- Task -
All of the data below should be set down again verbatim, without any images.

- Entries supplied -
Start of Block

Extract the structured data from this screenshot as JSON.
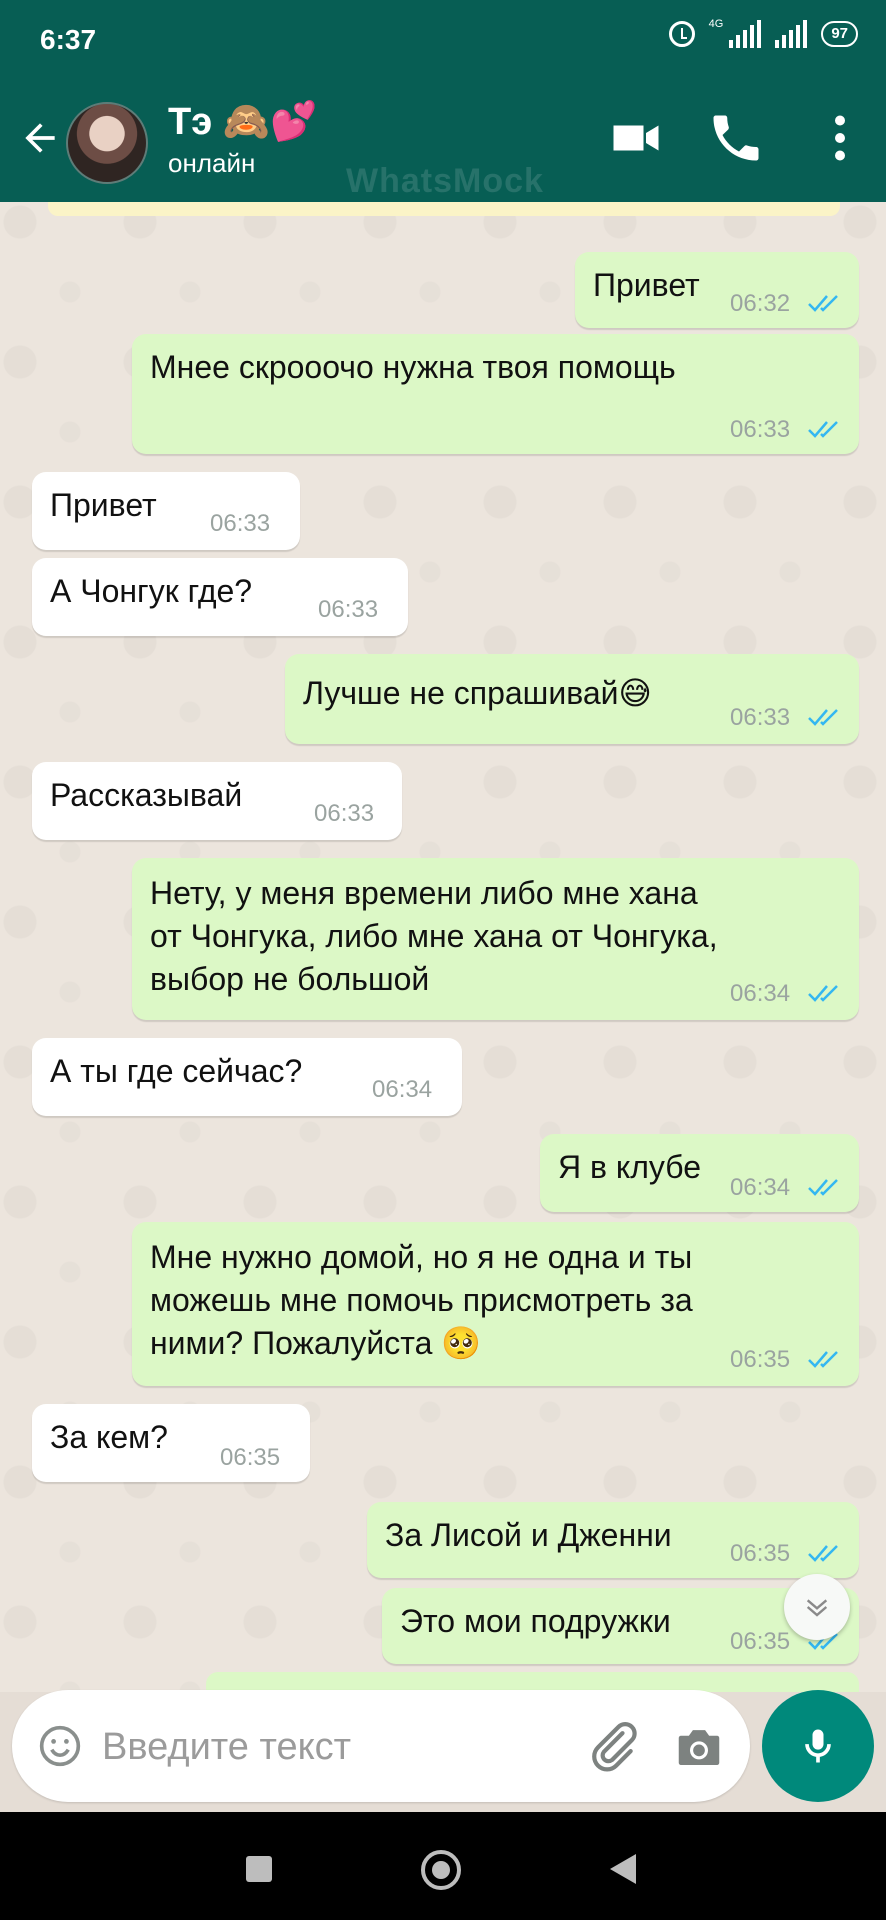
{
  "status_bar": {
    "time": "6:37",
    "network": "4G",
    "battery": "97"
  },
  "header": {
    "name": "Тэ 🙈💕",
    "status": "онлайн",
    "watermark": "WhatsMock"
  },
  "messages": [
    {
      "dir": "out",
      "text": "Привет",
      "time": "06:32",
      "read": true
    },
    {
      "dir": "out",
      "text": "Мнее скрооочо нужна твоя помощь",
      "time": "06:33",
      "read": true
    },
    {
      "dir": "in",
      "text": "Привет",
      "time": "06:33"
    },
    {
      "dir": "in",
      "text": "А Чонгук где?",
      "time": "06:33"
    },
    {
      "dir": "out",
      "text": "Лучше не спрашивай😅",
      "time": "06:33",
      "read": true
    },
    {
      "dir": "in",
      "text": "Рассказывай",
      "time": "06:33"
    },
    {
      "dir": "out",
      "text": "Нету, у меня времени либо мне хана\nот Чонгука, либо мне хана от Чонгука,\nвыбор не большой",
      "time": "06:34",
      "read": true
    },
    {
      "dir": "in",
      "text": "А ты где сейчас?",
      "time": "06:34"
    },
    {
      "dir": "out",
      "text": "Я в клубе",
      "time": "06:34",
      "read": true
    },
    {
      "dir": "out",
      "text": "Мне нужно домой, но я не одна и ты\nможешь мне помочь присмотреть за\nними? Пожалуйста 🥺",
      "time": "06:35",
      "read": true
    },
    {
      "dir": "in",
      "text": "За кем?",
      "time": "06:35"
    },
    {
      "dir": "out",
      "text": "За Лисой и Дженни",
      "time": "06:35",
      "read": true
    },
    {
      "dir": "out",
      "text": "Это мои подружки",
      "time": "06:35",
      "read": true
    }
  ],
  "composer": {
    "placeholder": "Введите текст"
  },
  "colors": {
    "header": "#075e54",
    "outgoing": "#dcf8c6",
    "incoming": "#ffffff",
    "tick": "#34b7f1",
    "fab": "#00897b"
  },
  "icons": [
    "back-arrow-icon",
    "video-call-icon",
    "phone-icon",
    "more-vert-icon",
    "emoji-icon",
    "attach-icon",
    "camera-icon",
    "mic-icon",
    "scroll-down-icon"
  ]
}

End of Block

- Task response -
Extract the structured data from this screenshot as JSON.
{
  "status_bar": {
    "time": "6:37",
    "network": "4G",
    "battery": "97"
  },
  "header": {
    "name": "Тэ 🙈💕",
    "status": "онлайн",
    "watermark": "WhatsMock"
  },
  "messages": [
    {
      "dir": "out",
      "text": "Привет",
      "time": "06:32",
      "read": true
    },
    {
      "dir": "out",
      "text": "Мнее скрооочо нужна твоя помощь",
      "time": "06:33",
      "read": true
    },
    {
      "dir": "in",
      "text": "Привет",
      "time": "06:33"
    },
    {
      "dir": "in",
      "text": "А Чонгук где?",
      "time": "06:33"
    },
    {
      "dir": "out",
      "text": "Лучше не спрашивай😅",
      "time": "06:33",
      "read": true
    },
    {
      "dir": "in",
      "text": "Рассказывай",
      "time": "06:33"
    },
    {
      "dir": "out",
      "text": "Нету, у меня времени либо мне хана\nот Чонгука, либо мне хана от Чонгука,\nвыбор не большой",
      "time": "06:34",
      "read": true
    },
    {
      "dir": "in",
      "text": "А ты где сейчас?",
      "time": "06:34"
    },
    {
      "dir": "out",
      "text": "Я в клубе",
      "time": "06:34",
      "read": true
    },
    {
      "dir": "out",
      "text": "Мне нужно домой, но я не одна и ты\nможешь мне помочь присмотреть за\nними? Пожалуйста 🥺",
      "time": "06:35",
      "read": true
    },
    {
      "dir": "in",
      "text": "За кем?",
      "time": "06:35"
    },
    {
      "dir": "out",
      "text": "За Лисой и Дженни",
      "time": "06:35",
      "read": true
    },
    {
      "dir": "out",
      "text": "Это мои подружки",
      "time": "06:35",
      "read": true
    }
  ],
  "composer": {
    "placeholder": "Введите текст"
  },
  "colors": {
    "header": "#075e54",
    "outgoing": "#dcf8c6",
    "incoming": "#ffffff",
    "tick": "#34b7f1",
    "fab": "#00897b"
  },
  "icons": [
    "back-arrow-icon",
    "video-call-icon",
    "phone-icon",
    "more-vert-icon",
    "emoji-icon",
    "attach-icon",
    "camera-icon",
    "mic-icon",
    "scroll-down-icon"
  ]
}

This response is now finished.